Still at the top we were treated to a nice view for all our hard work!

The roll down the back side was no cake walk either, again I had run this fireroad as part of 50km runs from previous life as a runner which gave me an insight into what to expect….I am not sure this was a good or bad thing?! As before there was some washout and the channels made it somewhat challenging, as on the climb there were a few sections walked but mostly my Lynskey took everything in its stride. The third and final Aid Station was at the bottom and I stopped again to fill up my bottles and fill up from the cheese board that was on offer! Salty cheese and meat….yes please!

After a short stretch on the road the final section was a series of twisty rolling single track nothing too onerous other than a couple of short sharp climbs and some greasy muddy sections.

Of course with 300 yards of trails left I took my eye off the ball and toppled over in an unceremonious pile in the mud! A nice two mile roll back to the Finish generated enough speed to throw most of the acquired mud off of my bike!

A couple of right hand turns, and I was through the Finish Line.

Plenty of food was on offer and folks were milling about swapping war stories from the day. I was feeling pretty crappy and my throat was sore, so I scoffed the brisket burger, grabbed my bike and headed home.

All in all this was a grand day out and a good test of both my fitness and the bike. Both need a few tweaks but nothing major. My fitness is pretty good, there’s definitely room for some improvement but that will come as the season opens up more. The bike is rolling along nicely but there are few creaks that need some attention. Switching out my Eggbeaters for Shimano XT SPDs has removed the annoying squeak and I had no real issues in clipping or unclipping. I am still on the fence about switching out my 3T wheels for my Stan’s Tubeless, I’ve had no real issues to date running self-sealing clinchers…of course this may well turn into famous last words! I need to shake off this stupid cold/sore throat thing before digging back into training.

The event was well run, the Aid Stations well stocked with goodies and volunteers, Both of which I have seen fall short of the mark on other events. The course was challenging and got me, at least, riding new trails. Like many of the events in Southern Californian (BWR, Cobbler, etc.) the Rivet Raid is not a pure “gravel” ride. It’s a far cry from your Mid-West minimum maintenance roads that are wide, rolling, straight and…gravelly!

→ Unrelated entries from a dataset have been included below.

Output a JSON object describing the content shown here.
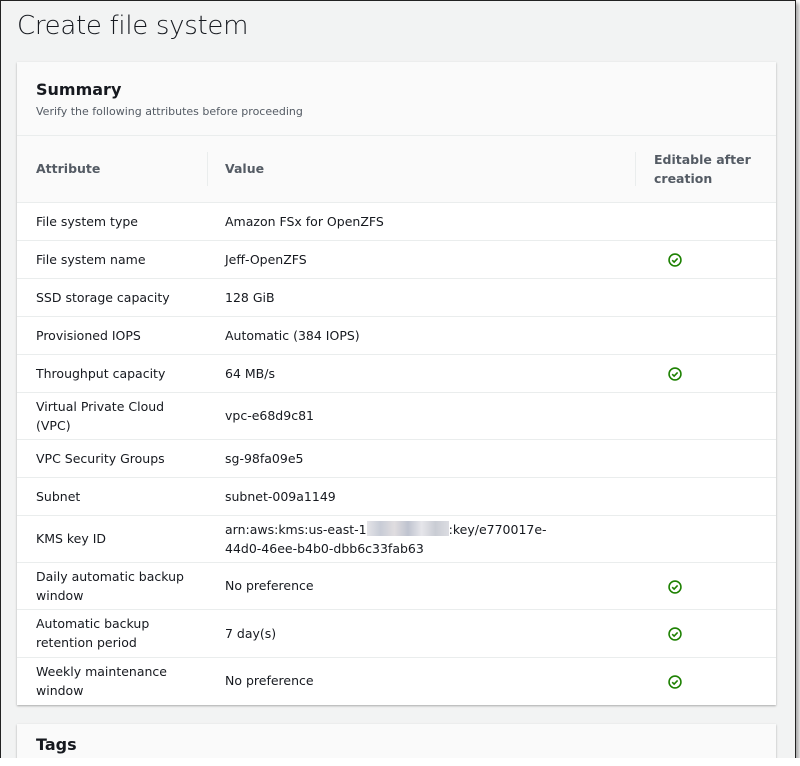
{
  "page": {
    "title": "Create file system"
  },
  "summary": {
    "title": "Summary",
    "subtitle": "Verify the following attributes before proceeding",
    "columns": [
      "Attribute",
      "Value",
      "Editable after creation"
    ],
    "rows": [
      {
        "attribute": "File system type",
        "value": "Amazon FSx for OpenZFS",
        "editable": false
      },
      {
        "attribute": "File system name",
        "value": "Jeff-OpenZFS",
        "editable": true
      },
      {
        "attribute": "SSD storage capacity",
        "value": "128 GiB",
        "editable": false
      },
      {
        "attribute": "Provisioned IOPS",
        "value": "Automatic (384 IOPS)",
        "editable": false
      },
      {
        "attribute": "Throughput capacity",
        "value": "64 MB/s",
        "editable": true
      },
      {
        "attribute": "Virtual Private Cloud (VPC)",
        "value": "vpc-e68d9c81",
        "editable": false
      },
      {
        "attribute": "VPC Security Groups",
        "value": "sg-98fa09e5",
        "editable": false
      },
      {
        "attribute": "Subnet",
        "value": "subnet-009a1149",
        "editable": false
      },
      {
        "attribute": "KMS key ID",
        "value_prefix": "arn:aws:kms:us-east-1",
        "value": ":key/e770017e-44d0-46ee-b4b0-dbb6c33fab63",
        "redacted": true,
        "editable": false
      },
      {
        "attribute": "Daily automatic backup window",
        "value": "No preference",
        "editable": true
      },
      {
        "attribute": "Automatic backup retention period",
        "value": "7 day(s)",
        "editable": true
      },
      {
        "attribute": "Weekly maintenance window",
        "value": "No preference",
        "editable": true
      }
    ]
  },
  "tags": {
    "title": "Tags"
  },
  "colors": {
    "check": "#1d8102"
  }
}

That said, and in fairness. the descent along Sullivan Ridge Trail was gravel. So as long as you have this in mind when signing up you’ll be fine, and the challenges you may encounter along the way will only improve your bike handling skills!

Here is the Strava File if you’re interested.

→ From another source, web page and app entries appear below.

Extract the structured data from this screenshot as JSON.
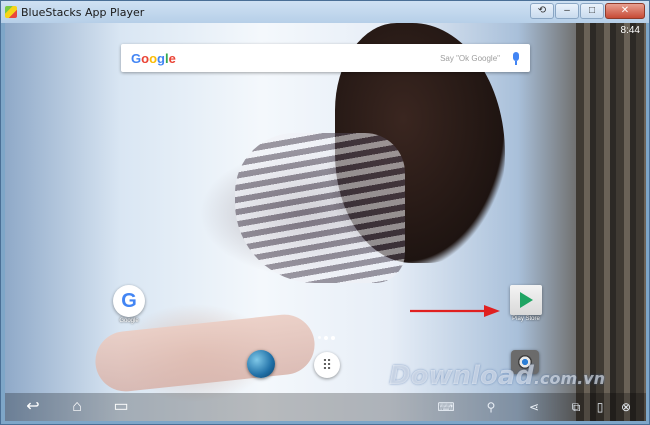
{
  "window": {
    "title": "BlueStacks App Player",
    "controls": {
      "back": "⟲",
      "minimize": "–",
      "maximize": "□",
      "close": "✕"
    }
  },
  "status_bar": {
    "time": "8:44"
  },
  "search_bar": {
    "logo_letters": [
      "G",
      "o",
      "o",
      "g",
      "l",
      "e"
    ],
    "hint": "Say \"Ok Google\"",
    "mic_icon": "microphone-icon"
  },
  "home_apps": [
    {
      "name": "Google",
      "icon": "google-icon"
    },
    {
      "name": "Play Store",
      "icon": "play-store-icon"
    },
    {
      "name": "",
      "icon": "browser-globe-icon"
    },
    {
      "name": "",
      "icon": "camera-icon"
    }
  ],
  "annotation": {
    "arrow_color": "#e02020"
  },
  "watermark": {
    "text": "Download",
    "suffix": ".com.vn"
  },
  "navbar": {
    "back_glyph": "↩",
    "home_glyph": "⌂",
    "recents_glyph": "▭",
    "keyboard_glyph": "⌨",
    "location_glyph": "⚲",
    "share_glyph": "⋖",
    "multiwindow_glyph": "⧉",
    "phone_glyph": "▯",
    "close_glyph": "⊗"
  },
  "colors": {
    "accent": "#4285f4",
    "play_green": "#1fa463",
    "title_bg": "#cfe1f3"
  }
}
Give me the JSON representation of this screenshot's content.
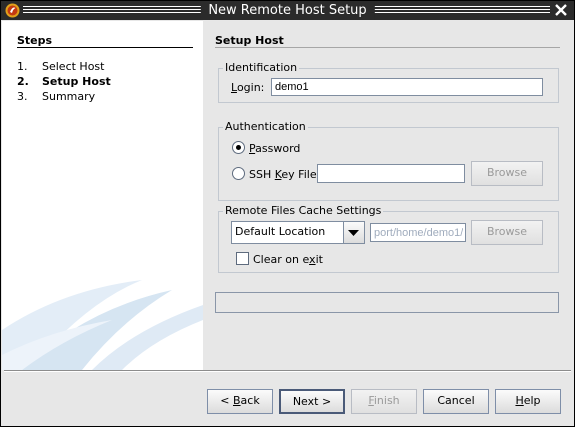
{
  "window": {
    "title": "New Remote Host Setup"
  },
  "steps": {
    "heading": "Steps",
    "items": [
      {
        "num": "1.",
        "label": "Select Host"
      },
      {
        "num": "2.",
        "label": "Setup Host"
      },
      {
        "num": "3.",
        "label": "Summary"
      }
    ]
  },
  "main": {
    "title": "Setup Host",
    "identification": {
      "label": "Identification",
      "login_label": "Login:",
      "login_value": "demo1"
    },
    "authentication": {
      "label": "Authentication",
      "password_label": "Password",
      "ssh_key_label": "SSH Key File",
      "ssh_key_value": "",
      "browse_label": "Browse",
      "selected": "password"
    },
    "cache": {
      "label": "Remote Files Cache Settings",
      "location_value": "Default Location",
      "path_value": "port/home/demo1/.",
      "browse_label": "Browse",
      "clear_on_exit_label": "Clear on exit",
      "clear_on_exit": false
    },
    "status_text": ""
  },
  "buttons": {
    "back": "< Back",
    "next": "Next >",
    "finish": "Finish",
    "cancel": "Cancel",
    "help": "Help"
  },
  "colors": {
    "title_bar": "#2b2b2b",
    "dialog_bg": "#e7e7e7",
    "sidebar_bg": "#ffffff",
    "group_border": "#c2c8d0"
  }
}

So onwards, Rock Cobbler in two weeks…shenanigans aplenty await!

Sunday, January 6, 2019

Writing & Reading!

So, you may have noticed that the dust was blown away from the blog with a pressure hose. Seven days, seven posts! My goal is to write a post every day. Some short, some long, some good (hopefully) and some bad (inevitably)! Have I set the bar too high…well time will see? I’ve been listening to Seth Godin’s podcast and he’s a great believer in just write. Just start, get going, get on with it. So here I am again, just under 11 years from when I started! It’s certainly had its ups and downs in that time. The internet, social media and interconnectedness of us all is light years away from what it was then! But I do still harbor the hope that when I am gone and dust that my kids will stumble onto this and think that Dad was actually a pretty cool dude!

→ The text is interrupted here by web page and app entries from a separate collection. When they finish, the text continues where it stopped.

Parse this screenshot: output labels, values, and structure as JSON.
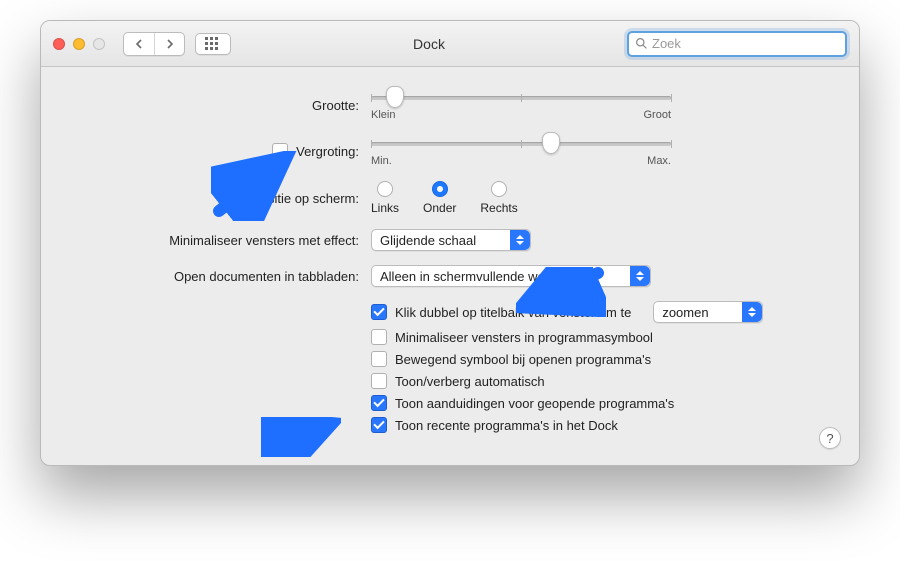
{
  "window": {
    "title": "Dock"
  },
  "toolbar": {
    "search_placeholder": "Zoek"
  },
  "rows": {
    "size": {
      "label": "Grootte:",
      "min": "Klein",
      "max": "Groot",
      "thumb_pct": 8
    },
    "mag": {
      "label": "Vergroting:",
      "min": "Min.",
      "max": "Max.",
      "checked": false,
      "thumb_pct": 60
    },
    "position": {
      "label": "Positie op scherm:",
      "options": [
        "Links",
        "Onder",
        "Rechts"
      ],
      "selected_index": 1
    },
    "minimize_effect": {
      "label": "Minimaliseer vensters met effect:",
      "value": "Glijdende schaal"
    },
    "open_docs": {
      "label": "Open documenten in tabbladen:",
      "value": "Alleen in schermvullende weergave"
    },
    "dblclick": {
      "checked": true,
      "label": "Klik dubbel op titelbalk van venster om te",
      "select_value": "zoomen"
    },
    "min_into_app": {
      "checked": false,
      "label": "Minimaliseer vensters in programmasymbool"
    },
    "animate": {
      "checked": false,
      "label": "Bewegend symbool bij openen programma's"
    },
    "autohide": {
      "checked": false,
      "label": "Toon/verberg automatisch"
    },
    "indicators": {
      "checked": true,
      "label": "Toon aanduidingen voor geopende programma's"
    },
    "recent": {
      "checked": true,
      "label": "Toon recente programma's in het Dock"
    }
  },
  "help": "?"
}
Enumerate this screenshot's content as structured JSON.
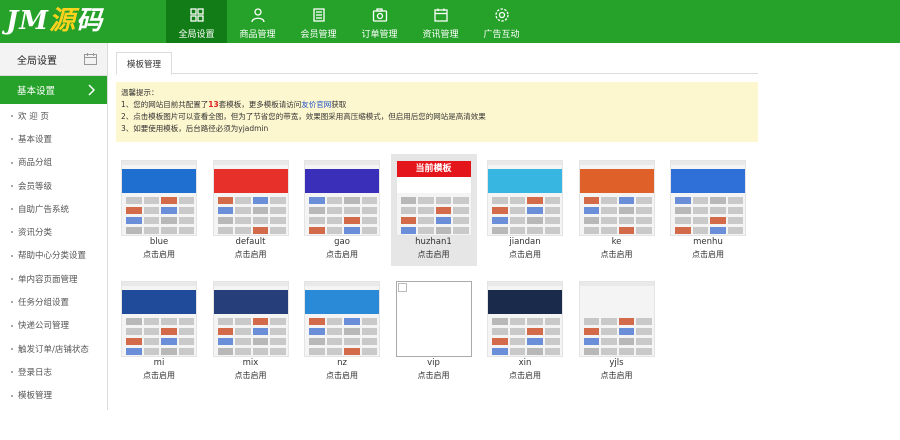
{
  "logo": {
    "part1": "JM",
    "part2": "源",
    "part3": "码"
  },
  "nav": [
    {
      "label": "全局设置",
      "icon": "grid-icon",
      "active": true
    },
    {
      "label": "商品管理",
      "icon": "user-icon",
      "active": false
    },
    {
      "label": "会员管理",
      "icon": "book-icon",
      "active": false
    },
    {
      "label": "订单管理",
      "icon": "camera-icon",
      "active": false
    },
    {
      "label": "资讯管理",
      "icon": "calendar-icon",
      "active": false
    },
    {
      "label": "广告互动",
      "icon": "gear-icon",
      "active": false
    }
  ],
  "sidebar": {
    "title": "全局设置",
    "category": "基本设置",
    "items": [
      "欢 迎 页",
      "基本设置",
      "商品分组",
      "会员等级",
      "自助广告系统",
      "资讯分类",
      "帮助中心分类设置",
      "单内容页面管理",
      "任务分组设置",
      "快递公司管理",
      "触发订单/店铺状态",
      "登录日志",
      "模板管理"
    ]
  },
  "main": {
    "tab": "模板管理",
    "notice": {
      "title": "温馨提示：",
      "line1_a": "1、您的网站目前共配置了",
      "line1_count": "13",
      "line1_b": "套模板，更多模板请访问",
      "line1_link": "友价官网",
      "line1_c": "获取",
      "line2": "2、点击模板图片可以查看全图，但为了节省您的带宽，效果图采用高压缩模式，但启用后您的网站是高清效果",
      "line3": "3、如要使用模板，后台路径必须为yjadmin"
    },
    "current_badge": "当前模板",
    "themes": [
      {
        "name": "blue",
        "action": "点击启用",
        "color": "#1e6fd0"
      },
      {
        "name": "default",
        "action": "点击启用",
        "color": "#e8302a"
      },
      {
        "name": "gao",
        "action": "点击启用",
        "color": "#3a2fb8"
      },
      {
        "name": "huzhan1",
        "action": "点击启用",
        "color": "#ffffff",
        "current": true
      },
      {
        "name": "jiandan",
        "action": "点击启用",
        "color": "#36b6e0"
      },
      {
        "name": "ke",
        "action": "点击启用",
        "color": "#e0602a"
      },
      {
        "name": "menhu",
        "action": "点击启用",
        "color": "#2f6fd8"
      },
      {
        "name": "mi",
        "action": "点击启用",
        "color": "#204a9a"
      },
      {
        "name": "mix",
        "action": "点击启用",
        "color": "#263e7a"
      },
      {
        "name": "nz",
        "action": "点击启用",
        "color": "#2a8ad8"
      },
      {
        "name": "vip",
        "action": "点击启用",
        "color": "#ffffff",
        "broken": true
      },
      {
        "name": "xin",
        "action": "点击启用",
        "color": "#1a2a4a"
      },
      {
        "name": "yjls",
        "action": "点击启用",
        "color": "#f4f4f4"
      }
    ]
  }
}
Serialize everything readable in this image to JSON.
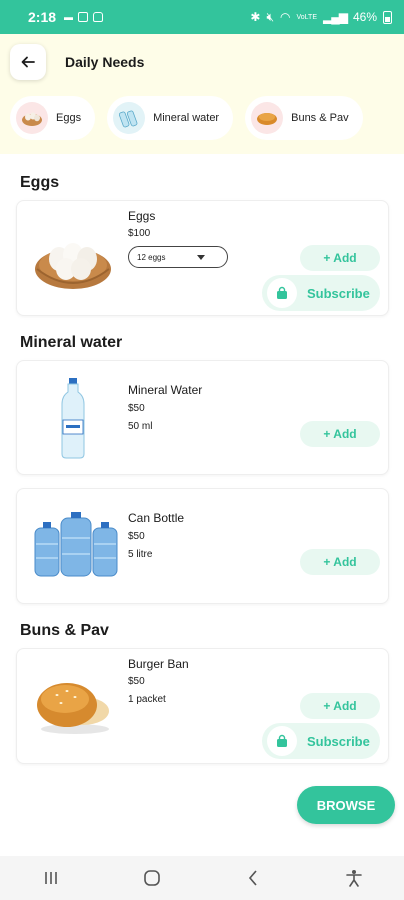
{
  "status_bar": {
    "time": "2:18",
    "battery": "46%",
    "network": "VoLTE"
  },
  "header": {
    "title": "Daily Needs"
  },
  "chips": [
    {
      "label": "Eggs",
      "icon": "egg-basket-icon"
    },
    {
      "label": "Mineral water",
      "icon": "water-bottle-icon"
    },
    {
      "label": "Buns & Pav",
      "icon": "bun-icon"
    }
  ],
  "sections": {
    "eggs": {
      "title": "Eggs",
      "products": [
        {
          "name": "Eggs",
          "price": "$100",
          "selected_option": "12 eggs",
          "add_label": "+ Add",
          "subscribe_label": "Subscribe"
        }
      ]
    },
    "water": {
      "title": "Mineral water",
      "products": [
        {
          "name": "Mineral Water",
          "price": "$50",
          "qty": "50 ml",
          "add_label": "+ Add"
        },
        {
          "name": "Can Bottle",
          "price": "$50",
          "qty": "5 litre",
          "add_label": "+ Add"
        }
      ]
    },
    "buns": {
      "title": "Buns & Pav",
      "products": [
        {
          "name": "Burger Ban",
          "price": "$50",
          "qty": "1 packet",
          "add_label": "+ Add",
          "subscribe_label": "Subscribe"
        }
      ]
    }
  },
  "browse_label": "BROWSE",
  "colors": {
    "accent": "#33c49c",
    "accent_light": "#e8f8f1",
    "header_bg": "#fefde8"
  }
}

In addition to writing I have set the goal of reading! I used to a lot and then work and smart phones and blah blah blah so let’s just file that under BS excuses and like the writing get on with the reading!

I have set myself a goal of 12 books in 12 months. It’s not an overly lofty goal. Others I know will inhale a book a week, but I would sooner set myself up for success and exceed the goal than get too far behind and never catch up! I have plenty of reading material and possibly the first 6 books teed up.


All I have to do is don my reading glasses….now where did I put them?!?